Fuel Cell and Hydrogen Energy Association Building a Commercially Viable National Fuel Cell Electric Bus Program http://cafcp.org/sites/files/Building%20a%20Commercially%20Viable%20National%20Fuel%20Cell%20Transit%20Bus%20Program.FINAL_.v10.03-25-11.pdf
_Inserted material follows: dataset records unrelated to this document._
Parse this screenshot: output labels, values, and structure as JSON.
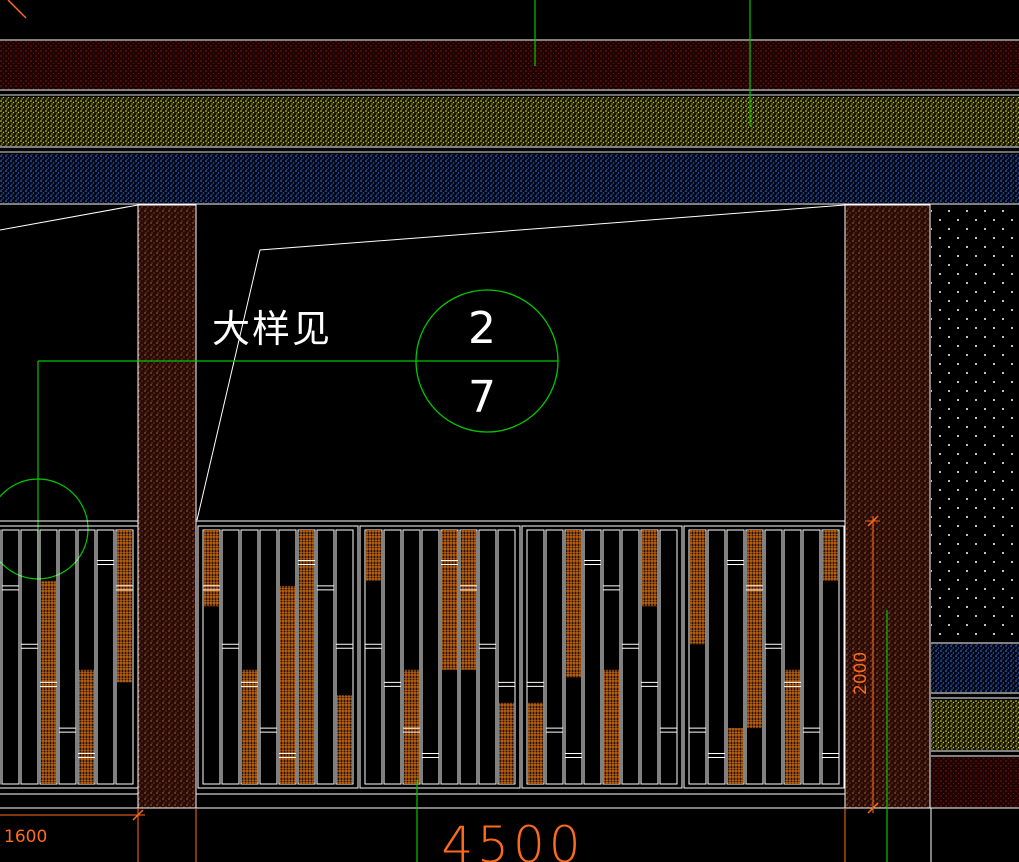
{
  "drawing": {
    "background": "#000000",
    "callout_text": "大样见",
    "detail_number": "2",
    "sheet_number": "7",
    "dim_total": "4500",
    "dim_left": "1600",
    "dim_height": "2000"
  },
  "colors": {
    "line_white": "#ffffff",
    "leader_green": "#00c800",
    "dimension": "#ff6a1a",
    "brick_fill": "#3a1008",
    "brick_dots": "#c06a40",
    "sand_fill": "#1a1a00",
    "sand_dots": "#e6e640",
    "water_fill": "#000a1a",
    "water_dots": "#4a7ae6",
    "panel_hatch": "#ff8a1a"
  }
}
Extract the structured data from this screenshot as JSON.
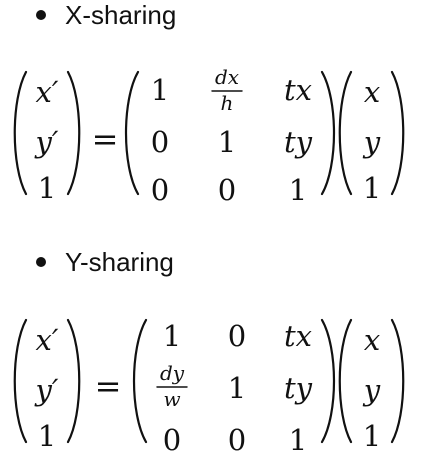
{
  "sections": [
    {
      "bullet_label": "X-sharing",
      "lhs": [
        "x′",
        "y′",
        "1"
      ],
      "equals": "=",
      "matrix": [
        [
          {
            "text": "1"
          },
          {
            "num": "dx",
            "den": "h"
          },
          {
            "text": "tx"
          }
        ],
        [
          {
            "text": "0"
          },
          {
            "text": "1"
          },
          {
            "text": "ty"
          }
        ],
        [
          {
            "text": "0"
          },
          {
            "text": "0"
          },
          {
            "text": "1"
          }
        ]
      ],
      "rhs": [
        "x",
        "y",
        "1"
      ]
    },
    {
      "bullet_label": "Y-sharing",
      "lhs": [
        "x′",
        "y′",
        "1"
      ],
      "equals": "=",
      "matrix": [
        [
          {
            "text": "1"
          },
          {
            "text": "0"
          },
          {
            "text": "tx"
          }
        ],
        [
          {
            "num": "dy",
            "den": "w"
          },
          {
            "text": "1"
          },
          {
            "text": "ty"
          }
        ],
        [
          {
            "text": "0"
          },
          {
            "text": "0"
          },
          {
            "text": "1"
          }
        ]
      ],
      "rhs": [
        "x",
        "y",
        "1"
      ]
    }
  ]
}
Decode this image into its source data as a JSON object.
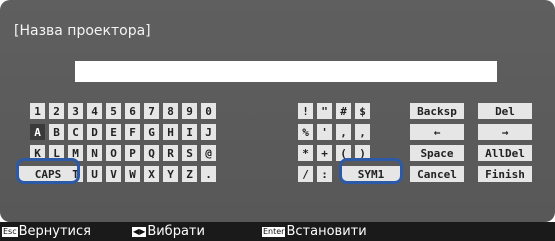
{
  "title": "[Назва проектора]",
  "input": {
    "value": ""
  },
  "keyboard": {
    "digits": [
      "1",
      "2",
      "3",
      "4",
      "5",
      "6",
      "7",
      "8",
      "9",
      "0"
    ],
    "row2": [
      "A",
      "B",
      "C",
      "D",
      "E",
      "F",
      "G",
      "H",
      "I",
      "J"
    ],
    "row3": [
      "K",
      "L",
      "M",
      "N",
      "O",
      "P",
      "Q",
      "R",
      "S",
      "@"
    ],
    "row4": [
      "CAPS",
      "T",
      "U",
      "V",
      "W",
      "X",
      "Y",
      "Z",
      "."
    ],
    "sym": [
      [
        "!",
        "\"",
        "#",
        "$"
      ],
      [
        "%",
        "'",
        ",",
        ","
      ],
      [
        "*",
        "+",
        "(",
        ")"
      ],
      [
        "/",
        ":",
        "SYM1"
      ]
    ],
    "ctrl": [
      [
        "Backsp",
        "Del"
      ],
      [
        "←",
        "→"
      ],
      [
        "Space",
        "AllDel"
      ],
      [
        "Cancel",
        "Finish"
      ]
    ]
  },
  "footer": {
    "back_key": "Esc",
    "back_label": "Вернутися",
    "select_key": "◀▶",
    "select_label": "Вибрати",
    "enter_key": "Enter",
    "enter_label": "Встановити"
  },
  "colors": {
    "panel": "#5f5f5f",
    "highlight": "#2d5aa6"
  }
}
International Competition – International programs vying to take the lead in clean mass transit are rapidly¶ expanding, illustrating the worldwide progress being made toward commercialization of fuel cell¶ technology. In Whistler, B.C., Canada, 20 FCEBs began operating at the winter Olympics in early 2010 and¶ continue to provide local community service. After a two‐year FCEB demonstration program with 30 buses¶ in ten European cities, a second phase program sponsored by the European Union – featuring more¶ advanced vehicle and station designs – is about to launch in London (eight buses), Hamburg (ten buses),¶ Oslo (five to six buses), Italy (five buses), Belgium (five buses), and Sweden (five buses). Japan, China, and¶ Korea have all developed advanced FCEB [Fuel Cell Electric Bus] programs, with the intent of introducing commercially viable fuel¶ cell technology within their respective public transport sectors. Without strong federal support, the United¶ States could be left behind in providing clean, efficient mass transit.¶ Program Objectives – Building a Business Case¶ An expanded national FCEB deployment program will lead to technology enhancements for vehicles and¶ fueling infrastructure, better well‐to‐wheel performance, and significant reductions in purchase price¶ and life cycle costs. A complete transformation of the transit industry is at hand, and this program¶ promises to propel the commercialization of fuel cell technology at an accelerated rate, which is a¶ critical and necessary complement to other alternative fuel technologies.¶ Industry leaders representing bus OEMs, fuel cell manufacturers, hybrid‐drive companies,¶ battery/energy storage firms, and hydrogen fuel providers have developed a set of realistic performance¶ and cost targets to justify an infusion of deployment capital by the federal government to help drive¶ costs down by ramping up demand. Return on investment will be reflected in enhanced product reliability and durability and in price reductions based on targeted production quantities for vehicles and¶ fuel station suppliers. The technology is at a critical stage, requiring a relatively modest investment to¶ jump‐start large‐scale production that will make fuel cells commercially affordable. The integrated¶ technology inherent in fuel cell designs lends itself to significant economies of scale through highly¶ efficient manufacturing processes. Mass, size, and cost of fuel cells continue to decrease as power,¶ reliability, and durability improve – a critically important inverse relationship that is difficult to realize¶ with other heavy‐duty propulsion technologies.